    1. I'm with you, though a belt pouch or even carried in an EDC bag does make a multitool easier to carry around. The non-locking blades and two handed opening of SAKs are a deal breaker for me.

  7. This is a great first post to a great series idea, this is why you're the first blog I check when I'm online.

  8. DiabloLocoJune 27, 2012

    I currently carry a Leatherman "Blast". I've had it for 3 years, and it hasn't fail me yet! I also have a "Squirt" on my keychain. A good multi-tool is a must!

  9. AnonymousJune 28, 2012


    Well you have my seal of approval. Top three survival capabilities are the means to-CUT IT, FASTEN IT, AND BURN IT. You are well on topic for priority management. So logically, a knife, fire making means and cord-tape are my musts.

    Water, food and my favorite... DEFENSE!

    Carry on maestro.

  10. When I get asked, I always recommend :
    #1 a good large-ish multitool (I prefer Gerber, but that's just familiarity, not an 'article of faith')
    #2 A good, solid LED flashlight (it can be pretty cheap, just works)
    #3 A good, lockblade folder you can open with 1 hand (The Spyderco Tenacious is my choice as well)
    #4 The smallest belt-pouch that will hold the multitool, the flashlight and an Altoids-tin and a butane lighter or 2.

    THEN, fill up the tin with 'stuff' you made need, based on what you do daily. The folder clips to your pants-pocket of choice (or inside waistband, (or in purse) if you choose pants without pockets, or a skirt, or a kilt, etc.) Not a gender-specific set of recommendations.

    1. What about a utilikilt?

      Next week is an LED light. Found one for under $30 that rivals my Surefire E1B!

    2. I LIKE utilikilts - pockets :)

  11. DeadCrowPoeJune 30, 2012

    Awesome blog btw. I get paid bi weekly and I've already got a good leatherman, so I ended up getting an Esse Izula 2 for $67 shipped!
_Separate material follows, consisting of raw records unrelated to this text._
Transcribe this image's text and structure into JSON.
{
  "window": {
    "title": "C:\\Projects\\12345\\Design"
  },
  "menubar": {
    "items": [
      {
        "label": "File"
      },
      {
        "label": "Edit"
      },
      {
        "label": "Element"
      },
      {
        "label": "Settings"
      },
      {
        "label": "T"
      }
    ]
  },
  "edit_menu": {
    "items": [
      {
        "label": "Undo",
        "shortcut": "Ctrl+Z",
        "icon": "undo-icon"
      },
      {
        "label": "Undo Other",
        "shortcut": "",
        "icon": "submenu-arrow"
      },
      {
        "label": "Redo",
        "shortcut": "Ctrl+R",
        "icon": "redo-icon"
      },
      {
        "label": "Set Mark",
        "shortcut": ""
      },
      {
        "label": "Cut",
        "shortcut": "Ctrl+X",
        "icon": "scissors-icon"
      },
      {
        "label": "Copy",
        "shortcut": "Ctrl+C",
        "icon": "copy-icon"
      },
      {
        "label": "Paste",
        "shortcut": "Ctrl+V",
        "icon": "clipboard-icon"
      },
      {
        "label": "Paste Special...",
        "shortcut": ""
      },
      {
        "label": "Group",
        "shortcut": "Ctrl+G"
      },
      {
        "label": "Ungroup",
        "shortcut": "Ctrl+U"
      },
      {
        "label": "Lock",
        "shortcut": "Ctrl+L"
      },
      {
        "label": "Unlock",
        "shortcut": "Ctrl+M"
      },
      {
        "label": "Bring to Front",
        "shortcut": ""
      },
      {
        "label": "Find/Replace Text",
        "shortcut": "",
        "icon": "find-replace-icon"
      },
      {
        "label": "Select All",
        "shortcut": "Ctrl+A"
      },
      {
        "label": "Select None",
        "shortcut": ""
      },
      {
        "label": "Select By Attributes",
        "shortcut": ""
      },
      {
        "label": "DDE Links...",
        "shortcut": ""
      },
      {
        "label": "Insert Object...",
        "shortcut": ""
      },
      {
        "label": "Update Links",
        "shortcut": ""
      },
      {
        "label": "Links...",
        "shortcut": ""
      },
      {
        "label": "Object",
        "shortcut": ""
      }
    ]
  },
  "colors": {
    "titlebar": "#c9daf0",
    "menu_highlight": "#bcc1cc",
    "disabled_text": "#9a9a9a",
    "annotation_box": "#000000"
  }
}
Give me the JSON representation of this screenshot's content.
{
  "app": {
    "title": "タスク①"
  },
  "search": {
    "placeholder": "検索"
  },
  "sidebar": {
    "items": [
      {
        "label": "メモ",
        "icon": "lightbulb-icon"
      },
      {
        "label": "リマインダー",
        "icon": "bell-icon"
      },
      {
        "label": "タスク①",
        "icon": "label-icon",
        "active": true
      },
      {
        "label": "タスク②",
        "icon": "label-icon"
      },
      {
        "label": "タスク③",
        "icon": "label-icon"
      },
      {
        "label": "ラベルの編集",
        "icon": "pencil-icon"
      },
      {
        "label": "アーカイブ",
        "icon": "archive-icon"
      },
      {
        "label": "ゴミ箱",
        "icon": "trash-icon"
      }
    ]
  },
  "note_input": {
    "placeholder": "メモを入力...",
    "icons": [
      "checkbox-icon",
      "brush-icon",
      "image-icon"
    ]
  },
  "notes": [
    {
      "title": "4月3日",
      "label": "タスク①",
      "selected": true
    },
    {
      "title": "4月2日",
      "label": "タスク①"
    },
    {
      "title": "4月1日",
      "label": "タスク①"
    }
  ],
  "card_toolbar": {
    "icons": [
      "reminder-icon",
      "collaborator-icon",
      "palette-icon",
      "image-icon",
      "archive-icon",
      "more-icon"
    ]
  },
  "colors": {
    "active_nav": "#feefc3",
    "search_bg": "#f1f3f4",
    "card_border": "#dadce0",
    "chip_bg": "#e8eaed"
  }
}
A little over budget , but I'll skimp some where else down the line. Can't wait to see what light you picked next.

  12. AnonymousJuly 02, 2012

    Great post!

    I consider a multitool, a strong locking folder and a larger fixed blade to be the holy trinity of cutting edge tools.
    Add a saw and medium weight axe, and you can do just about anything with wood.

    But if I could only have one, it'd be the multitool every time!

  13. For the locking folder, my #1 choice is a Spyderco 'Tenacious' - good price point, good knife. If cash is tight, you can get 3 Gerber 'Crevice' folders for about the same $40 price. Think about a set of 'Torx' screwdrivers to 'tune' the knives for smooth opening.

    1. The Tenacious was almost my pick. Great value.

  14. I just got my Sidekick, and I'm impressed. I ordered one for my dad too. Thanks for the tip, and I'm digging the $40 per week idea.